Artemis later changed her codename to Tigress and became on-again, off-again lovers with the second Icicle. He invited her back into the reformation of the Injustice Society. She helped him, Wizard, Solomon Grundy, Gentleman Ghost, Rag Doll and Thinker break into JSA headquarters and steal the Prometheus Key, a key that is used to open doors between reality and magic. This allowed Johnny Sorrow who had asked the Wizard to bring him back, to re-enter the Earth.

During the Infinite Crisis storyline, Artemis appeared as a member of Alexander Luthor, Jr.'s Secret Society of Super Villains. She later appeared in the Justice League Wedding Special.

Icicle and Tigress later alternately work with and against Hourman and Liberty Belle in a quest to locate a magical artifact.[4]

In 2010, Isabelle Rose Mahkent is born. She is the daughter of the Tigress and the Icicle.[5]

Artemis Crock appeared in The Flash vol. 5, #61 during DC Rebirth. [6]

The New 52

In The New 52 reboot of DC's continuity, a new version of Artemis was introduced in the Culling crossover in Teen Titans and Legion of Super-Heroes books. Here, she is a human with no powers, but has been trained to be a strong fighter. She helps the Teen Titans get their bearings before the Culling begins and introduces them to other meta-teens that villain Harvest has collected. After the Titans are taken, a member of Harvest's crew tries to put her in a state of rage. She fights back and refuses to kill other kids, but instead is killed. Her death helps motivate the Teen Titans and the Legion Lost to join to take down Harvest.[7] At the end of the series, the Titans discover that Artemis was healed by the Colonel of Harvest's facility, as part of a second phase of Harvest's plans.[8]

Powers and abilities

Tigress/Artemis possesses no superhuman abilities, however, she is an expert archer, swordswoman and markswoman. Artemis is also a highly skilled in hand-to-hand combat, along with the use of various gadgets (including her compact crossbow, knives, nets, and bolas).

In other media


Artemis Crock in the first season of Young Justice


Video games

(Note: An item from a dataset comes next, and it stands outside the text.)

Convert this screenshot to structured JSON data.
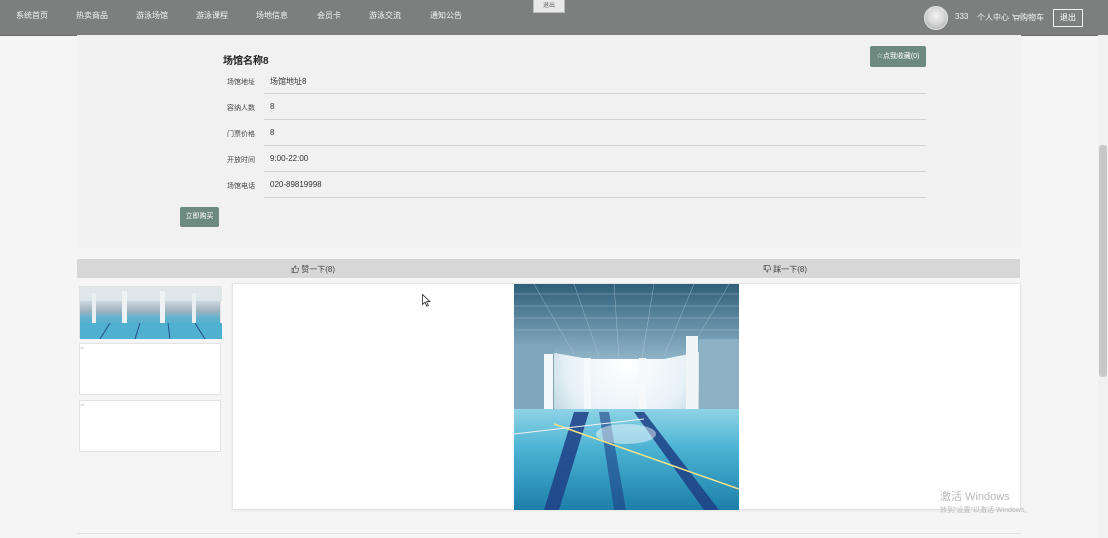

  1. ^ Thomas, Roy (2009). All-Star Companion vol 4. TwoMorrows Publishing. p. 191. ISBN 9781605490045.
  2. ^ Infinity, Inc. #35-37. DC Comics.
  3. ^ Infinity Inc. #51-53. DC Comics.
  4. ^ Second feature in JSA All Stars. DC Comics.
  5. ^ JSA All-Stars #11 (December 2010). DC Comics.
  6. ^ The Flash #Vol. 5 #61
  7. ^ Teen Titans vol. 4 Annual #1 (May 2012). DC Comics.
  8. ^ Teen Titans vol. 4 Annual #3. DC Comics.
  9. ^ "Artemis Crock: Villain Turned Hero". Retrieved 2023-11-22.
  10. ^
  11. ^ Prudom, Laura (2016-06-21). "'Arrow' Adds Artemis for Season 5 (EXCLUSIVE)". Variety. Retrieved 2023-11-22.
  12. ^ O'Brien, Conor (2021-09-13). "Stella Smith on Stargirl and Artemis Crock's Development in Season 2 - Exclusive Interview". Courageous Nerd. Retrieved 2023-11-22.
  13. ^ "'Scooby Doo: WrestleMania Mystery' Stuns Viewers With a 'Young Justice' Easter Egg". 2014-03-13. Retrieved 2015-11-24.
  14. ^ Albert Ching (2014-03-25). "'Young Justice's' Brandon Vietti Pairs Scooby-Doo & WWE, Hints at DC Return". CBR. Retrieved 2020-06-11.